A year after I graduated college, I took a hard look in the mirror and came to a stark realization: the human body is not meant to subsist solely on domestic beer and chicken nuggets shaped like dinosaurs. I’ve since come to believe this is an inherent design flaw, and human beings should be subject to some sort of recall, but I digress. Realizing the need to reset my personal fitness, I set some reasonable nutritional goals for myself and – like most neophytes setting out on a health and wellness journey – decided to race in a 5K.
For the uninitiated, a 5K is a foot race covering – you guessed it – 5 kilometers. It’s a reasonable goal for a newly-minted runner because it is far enough to require some preliminary training. At the time I set out to meet my goal, the 5K du jour was the Color Run, which debuted in 2012. My social media streams were filled with pictures of beaming friends covered in various hues of dyed powder (racers are dredged in colorful chalk at the end of each run) and none of them seemed to be any worse for the wear. So, I settled on the event and signed up – to the tune of…$40?
That’s right. My leisurely 3.1 mile run was going to cost me. As it turns out, 5Ks and their brethren (10Ks, 15Ks, and their weird cousin, the mud run) are big business, and a relatively new one at that. While dedicated runners have been forking over money to chafe their nipples in half marathons and full marathons for decades, the rise of casual road running has been swift and expansive.
Currently, a local database search for my home state of Colorado lists 270 upcoming running events – the great majority of which are 5Ks or other “pay to play” type events. Of course, many of these are local fundraisers or in some way tied to other community events, but most are races which are coordinated by casual running megafauna such as the Color Run, Rock ‘n’ Roll Running Series, Spartan Race, Tough Mudder, Hot Chocolate 5K, and their ilk.

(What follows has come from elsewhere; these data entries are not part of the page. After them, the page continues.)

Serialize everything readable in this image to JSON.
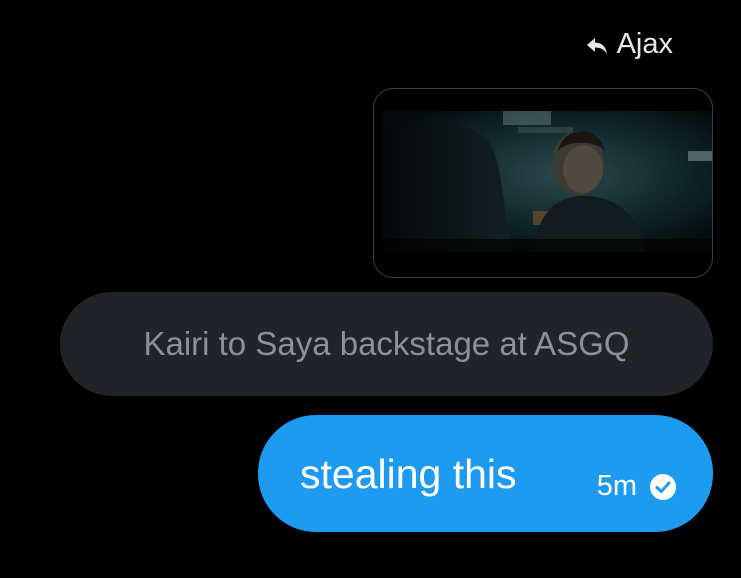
{
  "reply_header": {
    "name": "Ajax",
    "icon": "reply-arrow-icon"
  },
  "media": {
    "icon": "video-still"
  },
  "quoted_message": {
    "text": "Kairi to Saya backstage at ASGQ"
  },
  "sent_message": {
    "text": "stealing this",
    "timestamp": "5m",
    "status_icon": "read-check-icon"
  },
  "colors": {
    "background": "#000000",
    "sent_bubble": "#1d9bf0",
    "quoted_bubble": "#202327",
    "quoted_text": "#8b9196",
    "primary_text": "#e7e9ea"
  }
}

Charging anywhere from $30 to well over $100 per racer, these companies run a network of races across the country, and arrive onsite fully staffed to set up courses, host after parties, sell race merchandise, and provide an all-encompassing experience which is then boxed up and shipped to the next city, leaving only crumpled water cups and pulled hamstrings in their wake.

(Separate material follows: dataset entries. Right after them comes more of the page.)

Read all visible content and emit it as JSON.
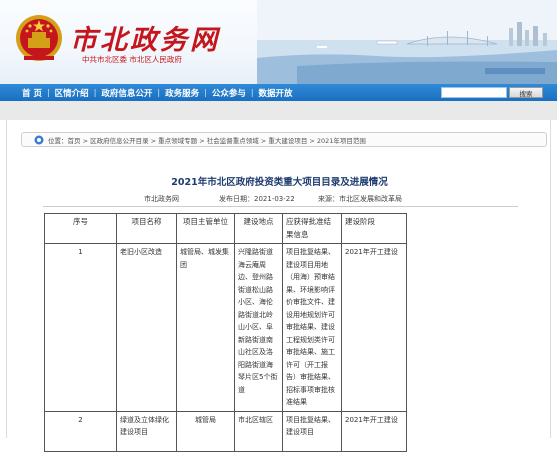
{
  "header": {
    "site_title": "市北政务网",
    "site_sub": "中共市北区委  市北区人民政府",
    "emblem_icon": "national-emblem-icon",
    "title_color": "#c4161c"
  },
  "nav": {
    "items": [
      "首 页",
      "区情介绍",
      "政府信息公开",
      "政务服务",
      "公众参与",
      "数据开放"
    ],
    "search_button": "搜索",
    "bg_color": "#1a6fc0"
  },
  "breadcrumb": {
    "icon": "location-icon",
    "text": "位置：首页 > 区政府信息公开目录 > 重点领域专题 > 社会监督重点领域 > 重大建设项目 > 2021年项目范围"
  },
  "article": {
    "title": "2021年市北区政府投资类重大项目目录及进展情况",
    "source": "市北政务网",
    "publish_date": "发布日期：2021-03-22",
    "origin": "来源：市北区发展和改革局"
  },
  "table": {
    "headers": [
      "序号",
      "项目名称",
      "项目主管单位",
      "建设地点",
      "应获得批准结果信息",
      "建设阶段"
    ],
    "rows": [
      [
        "1",
        "老旧小区改造",
        "城管局、城发集团",
        "兴隆路街道海云庵周边、登州路街道松山路小区、海伦路街道北岭山小区、阜新路街道南山社区及洛阳路街道海琴片区5个街道",
        "项目批复结果、建设项目用地（用海）预审结果、环境影响评价审批文件、建设用地规划许可审批结果、建设工程规划类许可审批结果、施工许可（开工报告）审批结果、招标事项审批核准结果",
        "2021年开工建设"
      ],
      [
        "2",
        "绿道及立体绿化建设项目",
        "城管局",
        "市北区辖区",
        "项目批复结果、建设项目",
        "2021年开工建设"
      ]
    ]
  }
}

Typically, these races are vaguely tied to some charity or another, although the money donated always feels like a mere afterthought compared to the pomp and circumstance they generate. The Color Run boasts on it’s website about donating $3 million dollars to local charities since 2012. By no means is that an insignificant number; but when levied against the $300,000 – $500,000 the company pulls in for each of its 100+ yearly events, it is a drop in the bucket. Meanwhile, Tough Mudder lowers the bar even further, donating exactly $0 to Wounded Warrior – it’s “official” charity. Instead, participants are encouraged to fundraise on their own for the organization, receiving price breaks for reaching fundraising goals along the way. Still, every penny you spend to compete in the race goes directly to Tough Mudder.

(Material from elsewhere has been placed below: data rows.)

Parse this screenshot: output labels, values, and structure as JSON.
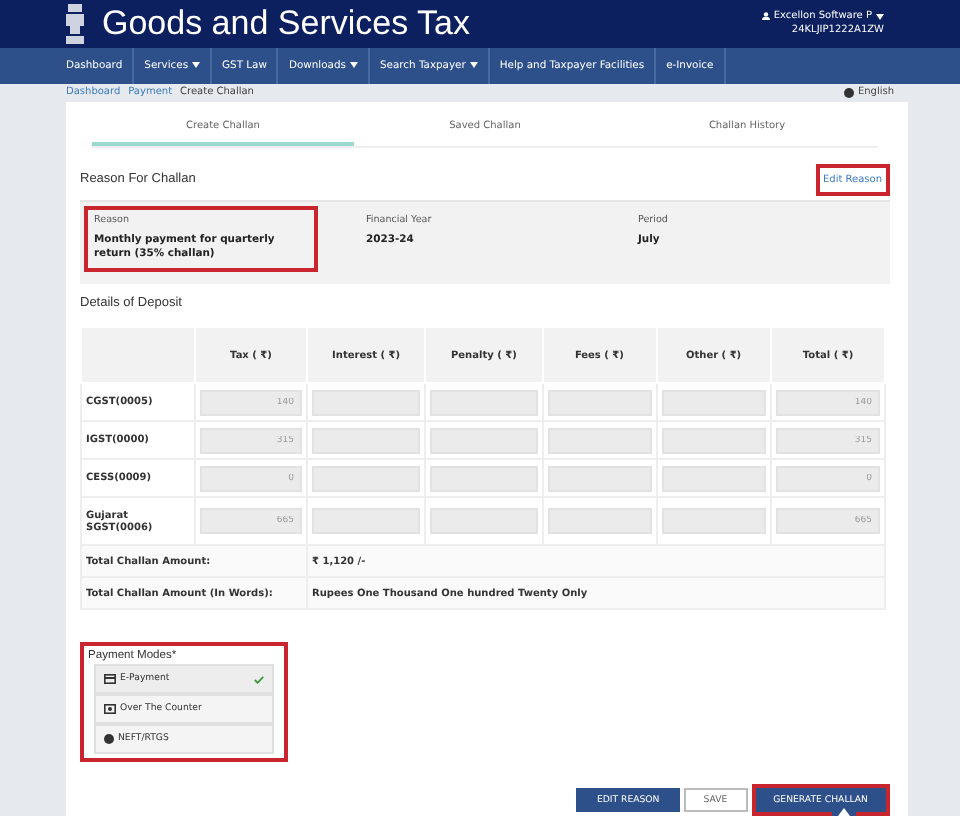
{
  "header": {
    "title": "Goods and Services Tax",
    "user": "Excellon Software P",
    "gstin": "24KLJIP1222A1ZW"
  },
  "nav": [
    {
      "label": "Dashboard",
      "dropdown": false
    },
    {
      "label": "Services",
      "dropdown": true
    },
    {
      "label": "GST Law",
      "dropdown": false
    },
    {
      "label": "Downloads",
      "dropdown": true
    },
    {
      "label": "Search Taxpayer",
      "dropdown": true
    },
    {
      "label": "Help and Taxpayer Facilities",
      "dropdown": false
    },
    {
      "label": "e-Invoice",
      "dropdown": false
    }
  ],
  "breadcrumb": [
    "Dashboard",
    "Payment",
    "Create Challan"
  ],
  "language": "English",
  "tabs": [
    {
      "label": "Create Challan",
      "selected": true
    },
    {
      "label": "Saved Challan",
      "selected": false
    },
    {
      "label": "Challan History",
      "selected": false
    }
  ],
  "reason_section": {
    "title": "Reason For Challan",
    "edit_link": {
      "label": "Edit Reason",
      "highlighted": true
    },
    "fields": [
      {
        "label": "Reason",
        "value": "Monthly payment for quarterly return (35% challan)",
        "highlighted": true
      },
      {
        "label": "Financial Year",
        "value": "2023-24",
        "highlighted": false
      },
      {
        "label": "Period",
        "value": "July",
        "highlighted": false
      }
    ]
  },
  "deposit": {
    "title": "Details of Deposit",
    "columns": [
      "Tax ( ₹)",
      "Interest ( ₹)",
      "Penalty ( ₹)",
      "Fees ( ₹)",
      "Other ( ₹)",
      "Total ( ₹)"
    ],
    "rows": [
      {
        "label": "CGST(0005)",
        "tax": "140",
        "total": "140"
      },
      {
        "label": "IGST(0000)",
        "tax": "315",
        "total": "315"
      },
      {
        "label": "CESS(0009)",
        "tax": "0",
        "total": "0"
      },
      {
        "label": "Gujarat SGST(0006)",
        "tax": "665",
        "total": "665"
      }
    ],
    "totals": [
      {
        "label": "Total Challan Amount:",
        "value": "₹ 1,120 /-"
      },
      {
        "label": "Total Challan Amount (In Words):",
        "value": "Rupees One Thousand One hundred Twenty Only"
      }
    ]
  },
  "payment_modes": {
    "title": "Payment Modes*",
    "highlighted": true,
    "options": [
      {
        "label": "E-Payment",
        "kind": "card",
        "selected": true
      },
      {
        "label": "Over The Counter",
        "kind": "cash",
        "selected": false
      },
      {
        "label": "NEFT/RTGS",
        "kind": "globe",
        "selected": false
      }
    ]
  },
  "buttons": [
    {
      "label": "EDIT REASON",
      "kind": "primary",
      "highlighted": false
    },
    {
      "label": "SAVE",
      "kind": "outline",
      "highlighted": false
    },
    {
      "label": "GENERATE CHALLAN",
      "kind": "primary",
      "highlighted": true
    }
  ]
}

So, how then do these races justify the price tag? How can you convince a perfectly sane person to drop serious coin for 30 minutes to an hour of moderate exercise? It’s all in the business model.
Casual races and mud runs check nearly every box. They award medals to all who finish, providing a sense of accomplishment. They are painfully social, relying on the “group experience” to build excitement. They affiliate their brands with charities and non-profits, tapping into the burgeoning social-consciousness which is sweeping the nation. They provide exactly the photo-op you need to accompany your #EarnYourBeers tweet. And more importantly, they are gone before the excitement wears off, and you are left wondering, “Did I really pay fifty bucks for a jog?”
This type of broad appeal is central to the meteoric growth of “Non-Traditional Running Events” from 2009 to the present. According to a 20014 Running USA report, non-traditional race finishers (those participating in themed races, mud runs, and adventure circuits) eclipsed traditional finishers (marathoners and half marathoners) in 2012, and reached an unprecedented total of 4 million in 2013. This growth tapered slightly in the past two years – likely due to a saturation of the market – but has still seen a clear separation from traditional racing.
Some have gone as far as calling these types of races predatory, as they prey on insecurity, fear of missing out, and false-accomplishment to rake in millions of dollars. But, I’m not necessarily denigrating these companies; I have participated in many races since that first one, and enjoyed each in its own right. However, before you shell out your hard earned money for the thrill of crossing a finish line 3,444th out of 7,000 people, take a moment to consider the business behind the bustle. You may be better off taking an untimed (and uncolored) run around the neighborhood and using that money on a cold Coors Light and some Dino-nugs.
What do you think? Should these races be held more accountable for their profits, or do they fill the need for harmless weekend entertainment? Let us know @StarterNoise.
James Stuart is a failed astronomer, paleontologist, and amateur beekeeper turned writer. Once described as “enervating, but fun,” his interests are varied – including things, stuff, places, and events. He is on a lifelong pursuit to know as much as possible about everything, and will ensure you always have something interesting to talk about at the bar.